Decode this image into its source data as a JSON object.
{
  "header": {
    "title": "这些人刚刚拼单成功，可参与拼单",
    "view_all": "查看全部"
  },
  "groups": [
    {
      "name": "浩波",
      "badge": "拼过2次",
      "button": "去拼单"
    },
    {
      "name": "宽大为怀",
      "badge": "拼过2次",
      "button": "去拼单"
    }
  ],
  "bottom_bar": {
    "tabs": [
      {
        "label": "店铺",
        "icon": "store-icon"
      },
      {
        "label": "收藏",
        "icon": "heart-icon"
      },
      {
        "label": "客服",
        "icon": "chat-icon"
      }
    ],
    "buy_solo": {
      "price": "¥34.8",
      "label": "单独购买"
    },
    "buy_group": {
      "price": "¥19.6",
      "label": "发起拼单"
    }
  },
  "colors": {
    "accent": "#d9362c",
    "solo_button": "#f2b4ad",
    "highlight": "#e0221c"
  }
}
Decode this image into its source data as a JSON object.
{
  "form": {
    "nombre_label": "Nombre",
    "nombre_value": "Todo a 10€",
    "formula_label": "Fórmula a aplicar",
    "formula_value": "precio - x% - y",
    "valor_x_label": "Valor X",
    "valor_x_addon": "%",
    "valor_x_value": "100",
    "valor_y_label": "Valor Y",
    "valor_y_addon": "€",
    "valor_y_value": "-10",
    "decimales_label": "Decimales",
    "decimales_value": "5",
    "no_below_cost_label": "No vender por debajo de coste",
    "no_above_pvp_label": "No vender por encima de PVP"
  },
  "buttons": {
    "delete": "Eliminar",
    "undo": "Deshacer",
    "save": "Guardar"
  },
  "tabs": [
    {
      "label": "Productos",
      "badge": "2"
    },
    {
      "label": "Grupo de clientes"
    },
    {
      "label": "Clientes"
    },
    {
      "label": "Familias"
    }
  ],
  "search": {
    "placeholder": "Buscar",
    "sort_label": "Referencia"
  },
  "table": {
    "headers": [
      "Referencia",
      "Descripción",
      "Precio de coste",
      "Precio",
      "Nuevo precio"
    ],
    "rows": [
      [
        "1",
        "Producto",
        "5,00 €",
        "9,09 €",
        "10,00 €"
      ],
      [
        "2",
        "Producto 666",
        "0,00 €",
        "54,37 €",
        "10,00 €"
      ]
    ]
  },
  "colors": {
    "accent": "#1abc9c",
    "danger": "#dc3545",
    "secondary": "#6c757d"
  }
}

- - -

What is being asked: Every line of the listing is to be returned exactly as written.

Solution to this task:
Decode this image into its source data as a JSON object.
{
  "header": {
    "title": "这些人刚刚拼单成功，可参与拼单",
    "view_all": "查看全部"
  },
  "groups": [
    {
      "name": "浩波",
      "badge": "拼过2次",
      "button": "去拼单"
    },
    {
      "name": "宽大为怀",
      "badge": "拼过2次",
      "button": "去拼单"
    }
  ],
  "bottom_bar": {
    "tabs": [
      {
        "label": "店铺",
        "icon": "store-icon"
      },
      {
        "label": "收藏",
        "icon": "heart-icon"
      },
      {
        "label": "客服",
        "icon": "chat-icon"
      }
    ],
    "buy_solo": {
      "price": "¥34.8",
      "label": "单独购买"
    },
    "buy_group": {
      "price": "¥19.6",
      "label": "发起拼单"
    }
  },
  "colors": {
    "accent": "#d9362c",
    "solo_button": "#f2b4ad",
    "highlight": "#e0221c"
  }
}
Decode this image into its source data as a JSON object.
{
  "form": {
    "nombre_label": "Nombre",
    "nombre_value": "Todo a 10€",
    "formula_label": "Fórmula a aplicar",
    "formula_value": "precio - x% - y",
    "valor_x_label": "Valor X",
    "valor_x_addon": "%",
    "valor_x_value": "100",
    "valor_y_label": "Valor Y",
    "valor_y_addon": "€",
    "valor_y_value": "-10",
    "decimales_label": "Decimales",
    "decimales_value": "5",
    "no_below_cost_label": "No vender por debajo de coste",
    "no_above_pvp_label": "No vender por encima de PVP"
  },
  "buttons": {
    "delete": "Eliminar",
    "undo": "Deshacer",
    "save": "Guardar"
  },
  "tabs": [
    {
      "label": "Productos",
      "badge": "2"
    },
    {
      "label": "Grupo de clientes"
    },
    {
      "label": "Clientes"
    },
    {
      "label": "Familias"
    }
  ],
  "search": {
    "placeholder": "Buscar",
    "sort_label": "Referencia"
  },
  "table": {
    "headers": [
      "Referencia",
      "Descripción",
      "Precio de coste",
      "Precio",
      "Nuevo precio"
    ],
    "rows": [
      [
        "1",
        "Producto",
        "5,00 €",
        "9,09 €",
        "10,00 €"
      ],
      [
        "2",
        "Producto 666",
        "0,00 €",
        "54,37 €",
        "10,00 €"
      ]
    ]
  },
  "colors": {
    "accent": "#1abc9c",
    "danger": "#dc3545",
    "secondary": "#6c757d"
  }
}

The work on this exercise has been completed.